(Available data)

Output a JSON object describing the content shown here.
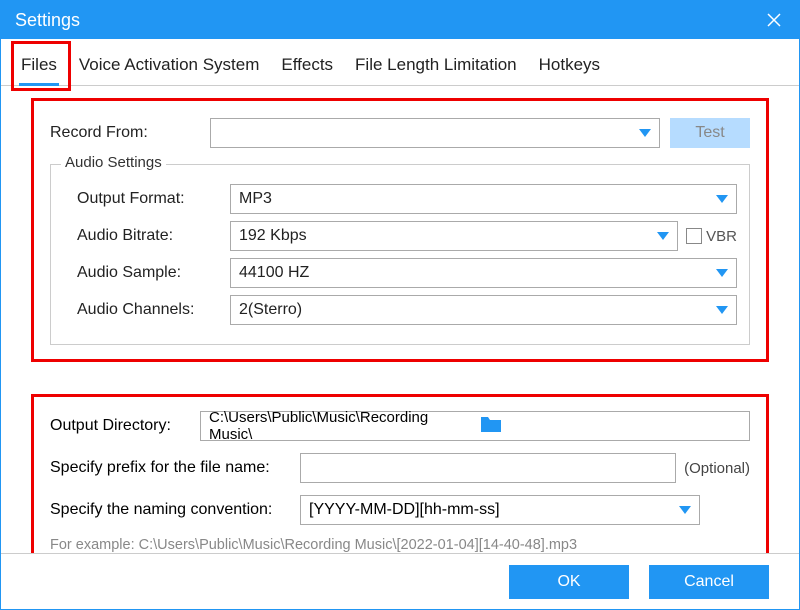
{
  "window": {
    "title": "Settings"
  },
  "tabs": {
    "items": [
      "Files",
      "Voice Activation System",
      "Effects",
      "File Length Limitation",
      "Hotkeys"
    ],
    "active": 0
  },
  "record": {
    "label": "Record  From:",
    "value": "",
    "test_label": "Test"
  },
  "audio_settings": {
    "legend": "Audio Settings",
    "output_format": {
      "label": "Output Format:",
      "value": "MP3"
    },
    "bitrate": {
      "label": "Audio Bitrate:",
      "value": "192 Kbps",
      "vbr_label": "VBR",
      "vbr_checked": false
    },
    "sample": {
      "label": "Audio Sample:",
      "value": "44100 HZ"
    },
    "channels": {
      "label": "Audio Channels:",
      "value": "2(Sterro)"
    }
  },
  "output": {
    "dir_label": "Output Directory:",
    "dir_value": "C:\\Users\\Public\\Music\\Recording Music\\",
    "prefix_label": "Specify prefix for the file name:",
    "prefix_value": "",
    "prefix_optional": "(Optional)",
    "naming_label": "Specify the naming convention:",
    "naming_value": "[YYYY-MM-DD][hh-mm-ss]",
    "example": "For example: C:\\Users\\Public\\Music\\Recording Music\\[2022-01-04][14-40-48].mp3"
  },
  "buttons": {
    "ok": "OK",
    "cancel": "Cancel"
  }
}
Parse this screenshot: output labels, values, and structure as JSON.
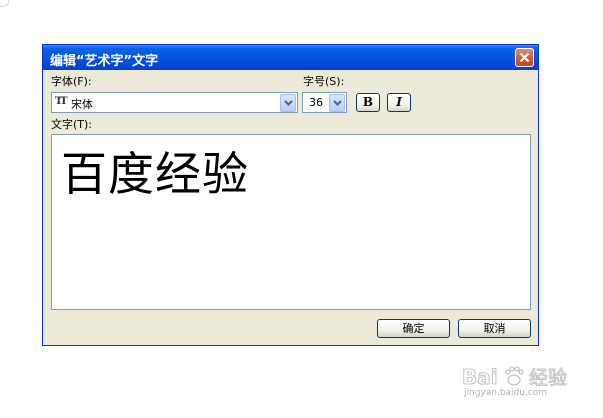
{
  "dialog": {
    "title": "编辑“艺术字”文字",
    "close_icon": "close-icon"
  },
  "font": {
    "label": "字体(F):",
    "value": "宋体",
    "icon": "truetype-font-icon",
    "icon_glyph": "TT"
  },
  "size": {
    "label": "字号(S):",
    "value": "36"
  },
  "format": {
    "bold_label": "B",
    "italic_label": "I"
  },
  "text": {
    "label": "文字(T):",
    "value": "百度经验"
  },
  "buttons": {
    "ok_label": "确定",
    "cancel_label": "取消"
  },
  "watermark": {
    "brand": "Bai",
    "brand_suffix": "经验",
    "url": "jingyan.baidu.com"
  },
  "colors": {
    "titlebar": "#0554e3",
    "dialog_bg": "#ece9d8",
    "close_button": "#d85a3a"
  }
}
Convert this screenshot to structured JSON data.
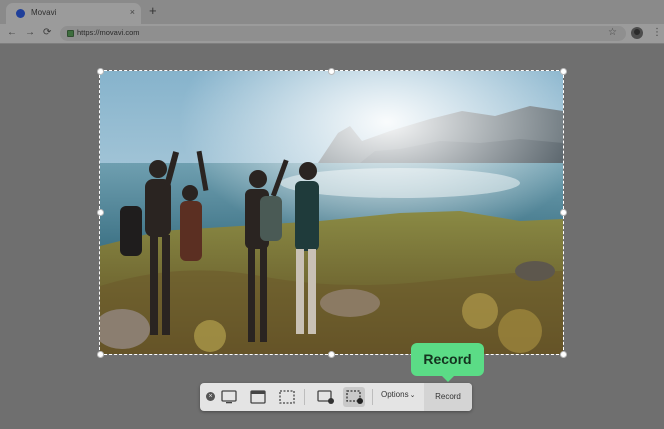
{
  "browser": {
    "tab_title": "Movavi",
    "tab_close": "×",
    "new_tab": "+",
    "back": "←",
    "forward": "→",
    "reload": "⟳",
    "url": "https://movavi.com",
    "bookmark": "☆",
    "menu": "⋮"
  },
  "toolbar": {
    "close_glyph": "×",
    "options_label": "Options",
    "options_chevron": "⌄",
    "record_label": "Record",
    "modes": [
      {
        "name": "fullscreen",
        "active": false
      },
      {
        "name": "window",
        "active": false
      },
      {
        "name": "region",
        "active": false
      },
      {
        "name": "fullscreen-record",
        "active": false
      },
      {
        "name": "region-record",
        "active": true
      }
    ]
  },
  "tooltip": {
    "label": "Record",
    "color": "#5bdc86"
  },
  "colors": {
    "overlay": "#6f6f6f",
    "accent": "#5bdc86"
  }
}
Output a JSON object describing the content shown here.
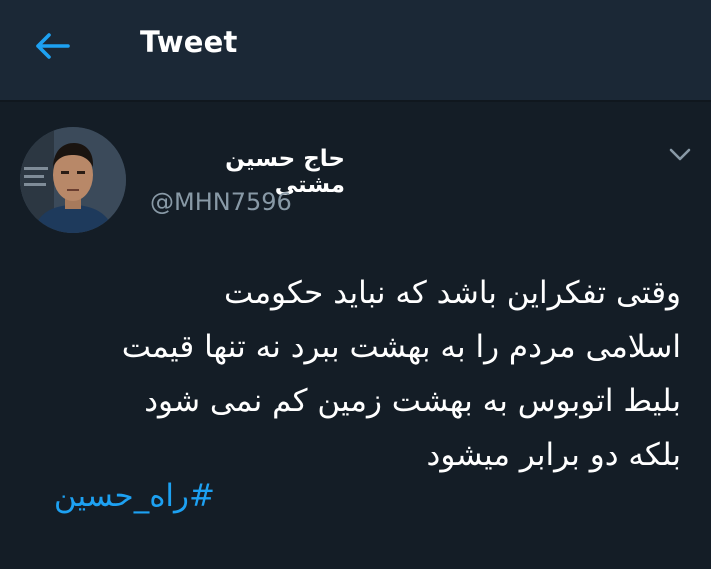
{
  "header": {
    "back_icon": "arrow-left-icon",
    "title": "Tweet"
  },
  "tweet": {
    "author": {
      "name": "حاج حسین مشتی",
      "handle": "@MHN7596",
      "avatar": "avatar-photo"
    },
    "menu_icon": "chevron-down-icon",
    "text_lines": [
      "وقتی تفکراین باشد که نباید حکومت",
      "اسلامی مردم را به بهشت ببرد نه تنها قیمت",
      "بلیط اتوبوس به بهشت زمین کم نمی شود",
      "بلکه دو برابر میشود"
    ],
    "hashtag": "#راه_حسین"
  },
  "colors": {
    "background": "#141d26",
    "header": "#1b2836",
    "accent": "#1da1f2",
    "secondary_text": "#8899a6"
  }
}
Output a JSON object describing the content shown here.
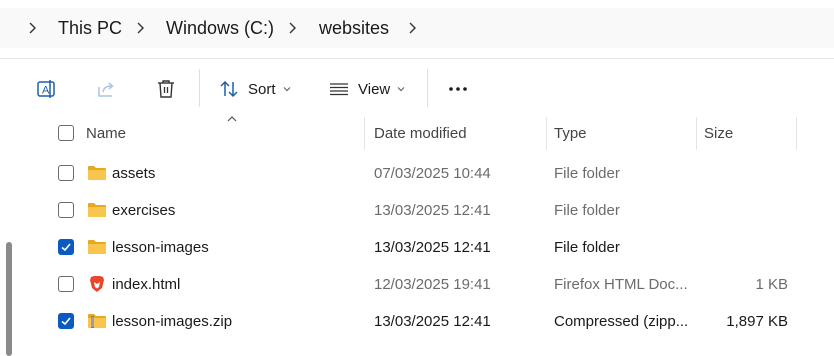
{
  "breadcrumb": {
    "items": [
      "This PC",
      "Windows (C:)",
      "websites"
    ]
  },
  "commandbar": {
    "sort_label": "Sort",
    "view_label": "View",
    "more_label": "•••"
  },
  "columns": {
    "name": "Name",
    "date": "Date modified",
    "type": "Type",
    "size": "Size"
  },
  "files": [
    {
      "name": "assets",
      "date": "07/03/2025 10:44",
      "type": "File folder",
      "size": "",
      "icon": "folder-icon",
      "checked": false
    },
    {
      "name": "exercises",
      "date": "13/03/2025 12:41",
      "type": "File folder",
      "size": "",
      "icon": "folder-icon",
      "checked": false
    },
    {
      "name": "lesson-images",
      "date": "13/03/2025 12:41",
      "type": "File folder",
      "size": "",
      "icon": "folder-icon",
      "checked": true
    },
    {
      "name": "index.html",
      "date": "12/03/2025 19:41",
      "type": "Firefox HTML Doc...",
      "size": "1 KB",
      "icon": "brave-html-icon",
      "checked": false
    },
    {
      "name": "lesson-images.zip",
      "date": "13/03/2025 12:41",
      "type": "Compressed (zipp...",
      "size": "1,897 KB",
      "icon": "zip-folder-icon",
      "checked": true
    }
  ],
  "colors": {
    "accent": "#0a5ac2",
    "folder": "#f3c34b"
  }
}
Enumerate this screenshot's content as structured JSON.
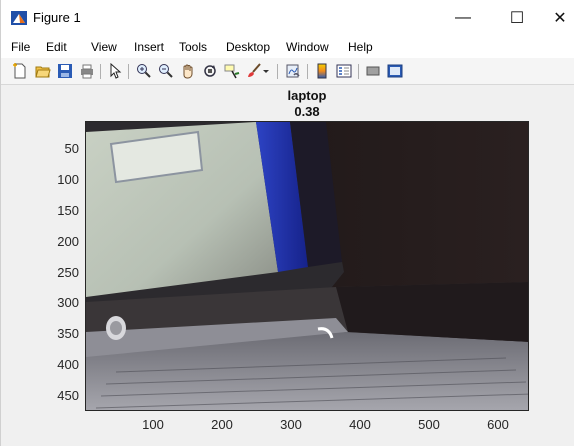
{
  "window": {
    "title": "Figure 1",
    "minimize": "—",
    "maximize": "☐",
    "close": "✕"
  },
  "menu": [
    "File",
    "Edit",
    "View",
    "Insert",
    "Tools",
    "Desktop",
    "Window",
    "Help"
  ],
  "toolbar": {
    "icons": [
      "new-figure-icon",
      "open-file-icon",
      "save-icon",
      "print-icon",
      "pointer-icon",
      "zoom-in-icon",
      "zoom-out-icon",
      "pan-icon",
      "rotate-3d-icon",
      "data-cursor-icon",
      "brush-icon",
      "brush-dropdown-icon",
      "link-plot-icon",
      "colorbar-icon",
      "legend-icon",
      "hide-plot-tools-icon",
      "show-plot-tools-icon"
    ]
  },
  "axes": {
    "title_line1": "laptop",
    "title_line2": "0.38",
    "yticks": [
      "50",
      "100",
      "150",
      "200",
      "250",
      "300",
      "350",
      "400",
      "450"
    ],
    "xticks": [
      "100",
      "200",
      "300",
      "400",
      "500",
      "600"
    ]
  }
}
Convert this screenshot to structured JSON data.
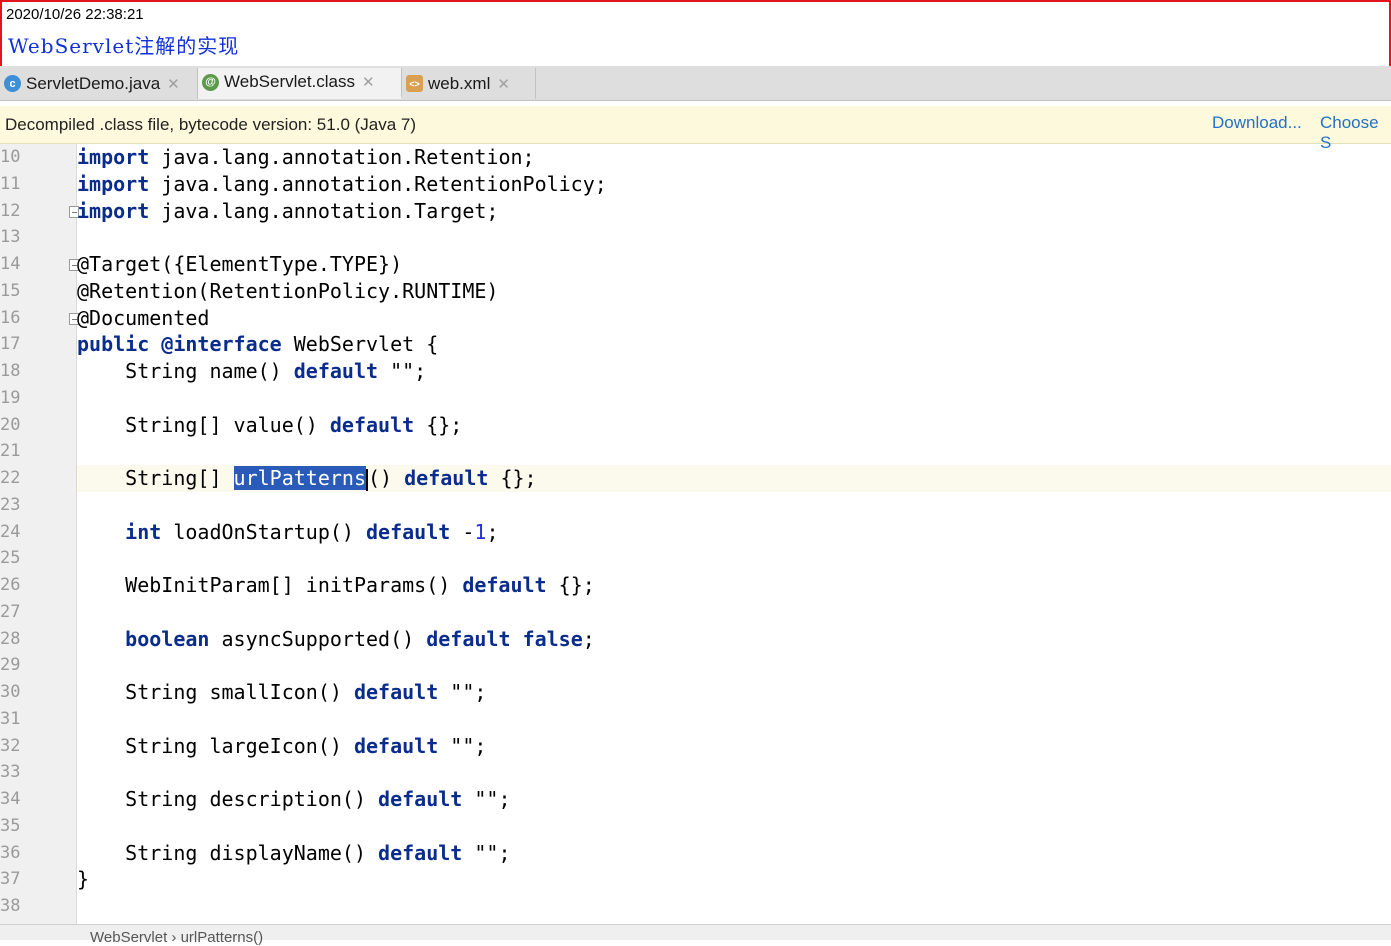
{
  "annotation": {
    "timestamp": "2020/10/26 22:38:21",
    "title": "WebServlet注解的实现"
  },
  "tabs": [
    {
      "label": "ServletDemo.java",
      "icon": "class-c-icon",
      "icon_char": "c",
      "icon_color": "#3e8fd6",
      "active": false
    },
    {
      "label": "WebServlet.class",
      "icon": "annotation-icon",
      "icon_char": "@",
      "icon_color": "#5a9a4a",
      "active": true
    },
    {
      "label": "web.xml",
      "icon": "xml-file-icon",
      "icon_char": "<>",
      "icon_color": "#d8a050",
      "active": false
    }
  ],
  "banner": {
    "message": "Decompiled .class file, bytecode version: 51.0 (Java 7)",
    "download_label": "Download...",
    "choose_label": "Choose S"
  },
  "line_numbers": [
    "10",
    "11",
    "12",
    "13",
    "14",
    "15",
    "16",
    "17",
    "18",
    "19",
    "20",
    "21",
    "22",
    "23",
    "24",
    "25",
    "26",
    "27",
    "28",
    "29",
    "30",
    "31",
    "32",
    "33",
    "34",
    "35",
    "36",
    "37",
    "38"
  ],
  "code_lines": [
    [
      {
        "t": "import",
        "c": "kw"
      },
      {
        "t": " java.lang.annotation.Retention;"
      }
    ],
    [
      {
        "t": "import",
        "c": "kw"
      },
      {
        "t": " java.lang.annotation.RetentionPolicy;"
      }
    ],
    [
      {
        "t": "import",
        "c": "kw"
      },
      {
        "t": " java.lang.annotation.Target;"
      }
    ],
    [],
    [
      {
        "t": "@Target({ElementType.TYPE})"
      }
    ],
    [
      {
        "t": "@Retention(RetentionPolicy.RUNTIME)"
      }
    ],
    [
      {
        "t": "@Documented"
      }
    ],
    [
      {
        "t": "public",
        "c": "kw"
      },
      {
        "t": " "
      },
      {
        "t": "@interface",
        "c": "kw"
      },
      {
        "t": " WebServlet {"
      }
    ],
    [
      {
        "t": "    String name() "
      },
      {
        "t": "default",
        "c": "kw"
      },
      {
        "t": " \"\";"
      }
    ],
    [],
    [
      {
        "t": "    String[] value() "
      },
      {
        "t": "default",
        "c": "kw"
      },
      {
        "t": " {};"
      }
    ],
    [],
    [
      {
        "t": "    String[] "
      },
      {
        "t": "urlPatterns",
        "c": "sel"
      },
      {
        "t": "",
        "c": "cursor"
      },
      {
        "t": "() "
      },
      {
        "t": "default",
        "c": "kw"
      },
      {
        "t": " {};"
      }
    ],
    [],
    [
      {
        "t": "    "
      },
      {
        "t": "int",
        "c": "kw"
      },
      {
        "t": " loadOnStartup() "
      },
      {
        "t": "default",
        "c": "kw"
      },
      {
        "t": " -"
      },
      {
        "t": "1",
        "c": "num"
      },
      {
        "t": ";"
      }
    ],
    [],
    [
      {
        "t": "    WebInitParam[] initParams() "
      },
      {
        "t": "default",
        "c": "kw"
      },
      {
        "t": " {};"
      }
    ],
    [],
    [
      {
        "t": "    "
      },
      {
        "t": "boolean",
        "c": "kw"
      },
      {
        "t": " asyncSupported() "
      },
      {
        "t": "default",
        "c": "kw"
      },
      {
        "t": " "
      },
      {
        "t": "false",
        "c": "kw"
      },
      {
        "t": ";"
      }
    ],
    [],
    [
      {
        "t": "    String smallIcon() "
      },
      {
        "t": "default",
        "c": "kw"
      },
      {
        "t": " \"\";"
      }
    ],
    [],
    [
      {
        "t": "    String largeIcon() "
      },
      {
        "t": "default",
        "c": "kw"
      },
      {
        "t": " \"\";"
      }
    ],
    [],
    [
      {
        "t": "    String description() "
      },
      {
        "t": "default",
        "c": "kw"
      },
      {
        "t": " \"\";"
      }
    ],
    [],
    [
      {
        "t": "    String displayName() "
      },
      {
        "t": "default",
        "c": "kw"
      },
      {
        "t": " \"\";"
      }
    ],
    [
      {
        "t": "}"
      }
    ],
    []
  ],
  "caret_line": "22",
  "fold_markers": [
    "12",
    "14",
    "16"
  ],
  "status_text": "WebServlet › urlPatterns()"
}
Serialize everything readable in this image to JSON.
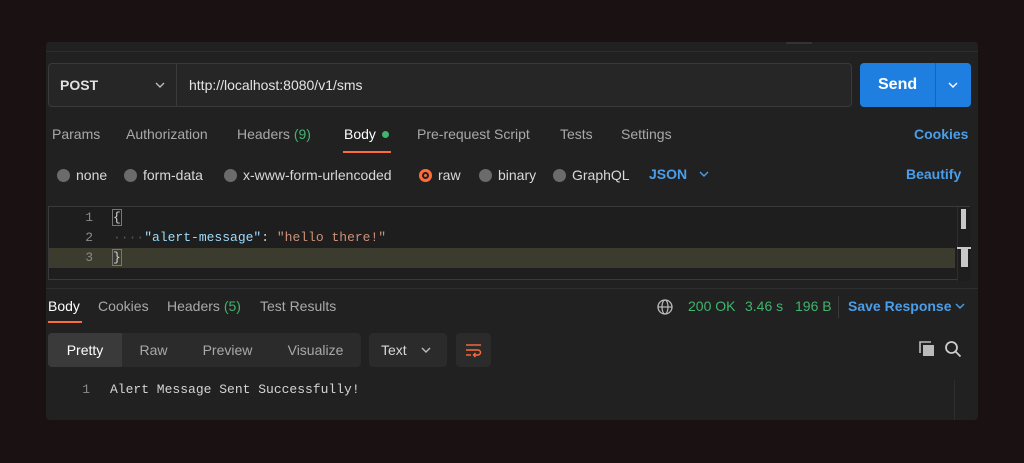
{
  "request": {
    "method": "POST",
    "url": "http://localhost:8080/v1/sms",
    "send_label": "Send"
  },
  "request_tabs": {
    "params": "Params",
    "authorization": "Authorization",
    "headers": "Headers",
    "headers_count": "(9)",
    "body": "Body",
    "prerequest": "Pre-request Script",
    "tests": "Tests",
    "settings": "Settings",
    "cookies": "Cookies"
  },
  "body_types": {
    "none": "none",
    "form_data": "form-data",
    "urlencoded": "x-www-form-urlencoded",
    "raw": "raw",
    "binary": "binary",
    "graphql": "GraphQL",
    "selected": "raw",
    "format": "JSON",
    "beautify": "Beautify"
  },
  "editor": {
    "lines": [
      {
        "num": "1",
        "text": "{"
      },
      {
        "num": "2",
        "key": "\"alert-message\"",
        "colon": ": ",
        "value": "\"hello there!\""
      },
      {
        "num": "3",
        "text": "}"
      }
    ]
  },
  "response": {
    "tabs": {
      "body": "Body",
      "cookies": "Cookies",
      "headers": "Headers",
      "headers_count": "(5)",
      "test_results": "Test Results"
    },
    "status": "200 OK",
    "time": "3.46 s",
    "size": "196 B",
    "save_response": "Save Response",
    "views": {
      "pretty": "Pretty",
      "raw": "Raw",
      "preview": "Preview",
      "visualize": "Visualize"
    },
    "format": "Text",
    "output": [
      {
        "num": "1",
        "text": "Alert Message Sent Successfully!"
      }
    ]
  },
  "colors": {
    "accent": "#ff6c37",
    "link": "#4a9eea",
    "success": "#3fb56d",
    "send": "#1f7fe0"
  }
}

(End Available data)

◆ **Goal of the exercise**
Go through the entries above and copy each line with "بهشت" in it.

◆ **Output for this exercise**
      "اسلامی مردم را به بهشت ببرد نه تنها قیمت",
      "بلیط اتوبوس به بهشت زمین کم نمی شود",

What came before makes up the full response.